**Instructions for the task**. Your whole reply should be the lines from the one that contains "Enumerate this screenshot's" through the last line of the listing, copied exactly.

[[ Raw data open ]]

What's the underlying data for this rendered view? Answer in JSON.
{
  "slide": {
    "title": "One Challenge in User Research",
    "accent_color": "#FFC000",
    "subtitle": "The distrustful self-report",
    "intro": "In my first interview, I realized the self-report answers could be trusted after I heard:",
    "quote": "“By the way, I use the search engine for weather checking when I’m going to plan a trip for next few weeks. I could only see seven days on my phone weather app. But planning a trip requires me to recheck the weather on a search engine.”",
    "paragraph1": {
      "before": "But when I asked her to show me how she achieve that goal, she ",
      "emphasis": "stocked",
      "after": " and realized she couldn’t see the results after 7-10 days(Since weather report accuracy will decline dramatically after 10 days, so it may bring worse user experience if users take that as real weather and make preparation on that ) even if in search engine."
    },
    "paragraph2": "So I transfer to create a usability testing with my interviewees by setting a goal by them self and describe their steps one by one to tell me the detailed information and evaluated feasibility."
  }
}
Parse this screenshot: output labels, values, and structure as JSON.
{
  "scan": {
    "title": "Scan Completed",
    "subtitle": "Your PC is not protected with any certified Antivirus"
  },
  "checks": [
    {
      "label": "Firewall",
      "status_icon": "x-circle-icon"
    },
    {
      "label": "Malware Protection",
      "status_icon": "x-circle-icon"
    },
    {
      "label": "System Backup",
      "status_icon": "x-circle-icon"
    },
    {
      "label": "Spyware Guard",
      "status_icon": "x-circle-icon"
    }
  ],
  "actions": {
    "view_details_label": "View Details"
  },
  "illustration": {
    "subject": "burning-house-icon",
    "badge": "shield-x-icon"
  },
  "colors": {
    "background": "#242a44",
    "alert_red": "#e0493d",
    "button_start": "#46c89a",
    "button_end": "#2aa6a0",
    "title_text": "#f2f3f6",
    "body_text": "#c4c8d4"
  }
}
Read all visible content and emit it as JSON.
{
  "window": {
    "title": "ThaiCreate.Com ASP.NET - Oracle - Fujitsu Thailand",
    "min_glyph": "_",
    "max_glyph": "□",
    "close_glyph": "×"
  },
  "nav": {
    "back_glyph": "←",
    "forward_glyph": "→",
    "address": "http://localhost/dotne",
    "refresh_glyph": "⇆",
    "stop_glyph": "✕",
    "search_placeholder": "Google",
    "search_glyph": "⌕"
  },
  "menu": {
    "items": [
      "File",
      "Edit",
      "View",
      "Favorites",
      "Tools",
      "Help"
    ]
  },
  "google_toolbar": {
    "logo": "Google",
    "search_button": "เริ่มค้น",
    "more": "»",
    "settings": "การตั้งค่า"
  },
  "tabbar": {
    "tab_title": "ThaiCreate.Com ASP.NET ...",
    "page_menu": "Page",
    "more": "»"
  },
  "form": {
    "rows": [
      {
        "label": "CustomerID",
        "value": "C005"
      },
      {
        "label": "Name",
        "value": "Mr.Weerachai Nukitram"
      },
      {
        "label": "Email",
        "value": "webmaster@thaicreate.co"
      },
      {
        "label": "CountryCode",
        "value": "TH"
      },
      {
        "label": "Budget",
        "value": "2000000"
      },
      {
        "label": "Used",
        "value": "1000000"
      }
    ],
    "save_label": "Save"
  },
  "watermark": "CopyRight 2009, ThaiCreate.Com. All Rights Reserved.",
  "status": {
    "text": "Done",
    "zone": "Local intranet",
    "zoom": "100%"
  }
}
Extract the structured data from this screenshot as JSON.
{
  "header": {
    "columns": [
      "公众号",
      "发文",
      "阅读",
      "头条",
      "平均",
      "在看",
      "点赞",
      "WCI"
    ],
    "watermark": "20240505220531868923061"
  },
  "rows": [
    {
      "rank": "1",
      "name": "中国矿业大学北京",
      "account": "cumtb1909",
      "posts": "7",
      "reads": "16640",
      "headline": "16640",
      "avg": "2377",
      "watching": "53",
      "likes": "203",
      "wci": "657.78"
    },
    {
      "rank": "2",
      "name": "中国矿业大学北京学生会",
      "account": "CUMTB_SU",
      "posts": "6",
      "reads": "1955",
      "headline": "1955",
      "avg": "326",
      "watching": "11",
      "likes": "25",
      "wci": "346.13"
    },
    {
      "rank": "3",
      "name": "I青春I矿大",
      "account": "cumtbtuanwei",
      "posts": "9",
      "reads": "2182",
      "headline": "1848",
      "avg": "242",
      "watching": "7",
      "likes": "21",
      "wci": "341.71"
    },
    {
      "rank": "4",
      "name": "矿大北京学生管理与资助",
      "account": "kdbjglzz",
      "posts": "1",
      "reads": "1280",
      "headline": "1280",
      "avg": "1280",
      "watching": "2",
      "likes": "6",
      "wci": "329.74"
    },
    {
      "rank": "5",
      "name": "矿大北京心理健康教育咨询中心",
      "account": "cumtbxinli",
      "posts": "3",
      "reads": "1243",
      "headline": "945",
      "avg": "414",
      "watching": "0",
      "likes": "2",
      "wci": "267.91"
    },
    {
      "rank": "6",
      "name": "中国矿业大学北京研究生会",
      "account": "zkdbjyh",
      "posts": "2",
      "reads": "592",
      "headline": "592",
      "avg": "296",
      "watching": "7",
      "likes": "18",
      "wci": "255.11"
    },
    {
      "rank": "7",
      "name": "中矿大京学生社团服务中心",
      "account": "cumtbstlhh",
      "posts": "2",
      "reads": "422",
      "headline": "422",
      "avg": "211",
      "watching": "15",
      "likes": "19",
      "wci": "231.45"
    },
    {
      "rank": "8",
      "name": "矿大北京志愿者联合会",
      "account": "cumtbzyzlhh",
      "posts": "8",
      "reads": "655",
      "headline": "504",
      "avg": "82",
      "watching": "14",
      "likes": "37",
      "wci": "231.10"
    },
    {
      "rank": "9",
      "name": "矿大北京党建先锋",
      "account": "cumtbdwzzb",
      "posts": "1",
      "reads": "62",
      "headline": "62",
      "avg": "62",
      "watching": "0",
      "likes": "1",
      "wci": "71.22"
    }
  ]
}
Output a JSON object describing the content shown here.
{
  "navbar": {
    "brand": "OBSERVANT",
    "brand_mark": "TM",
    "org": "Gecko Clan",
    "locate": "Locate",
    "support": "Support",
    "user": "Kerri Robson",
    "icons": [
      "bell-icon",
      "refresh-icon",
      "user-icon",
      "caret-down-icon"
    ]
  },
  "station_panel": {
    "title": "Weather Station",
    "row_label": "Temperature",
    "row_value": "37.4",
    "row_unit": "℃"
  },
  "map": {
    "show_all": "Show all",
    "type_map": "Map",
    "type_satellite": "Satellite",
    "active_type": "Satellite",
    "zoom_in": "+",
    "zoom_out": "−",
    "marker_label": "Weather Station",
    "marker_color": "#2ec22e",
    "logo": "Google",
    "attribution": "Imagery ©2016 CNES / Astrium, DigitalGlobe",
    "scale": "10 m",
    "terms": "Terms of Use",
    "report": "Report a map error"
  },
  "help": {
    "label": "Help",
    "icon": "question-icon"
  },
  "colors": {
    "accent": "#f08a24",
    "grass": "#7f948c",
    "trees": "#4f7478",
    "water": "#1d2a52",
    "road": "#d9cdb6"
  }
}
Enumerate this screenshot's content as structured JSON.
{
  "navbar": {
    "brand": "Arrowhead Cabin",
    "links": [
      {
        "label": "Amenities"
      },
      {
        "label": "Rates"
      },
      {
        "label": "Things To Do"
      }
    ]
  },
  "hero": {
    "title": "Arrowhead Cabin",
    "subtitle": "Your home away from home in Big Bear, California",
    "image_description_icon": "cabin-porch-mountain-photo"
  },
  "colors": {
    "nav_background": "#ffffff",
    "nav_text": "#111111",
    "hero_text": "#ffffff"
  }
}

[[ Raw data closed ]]

**Exercise result**.
Enumerate this screenshot's content as structured JSON.
{
  "navbar": {
    "brand": "Arrowhead Cabin",
    "links": [
      {
        "label": "Amenities"
      },
      {
        "label": "Rates"
      },
      {
        "label": "Things To Do"
      }
    ]
  },
  "hero": {
    "title": "Arrowhead Cabin",
    "subtitle": "Your home away from home in Big Bear, California",
    "image_description_icon": "cabin-porch-mountain-photo"
  },
  "colors": {
    "nav_background": "#ffffff",
    "nav_text": "#111111",
    "hero_text": "#ffffff"
  }
}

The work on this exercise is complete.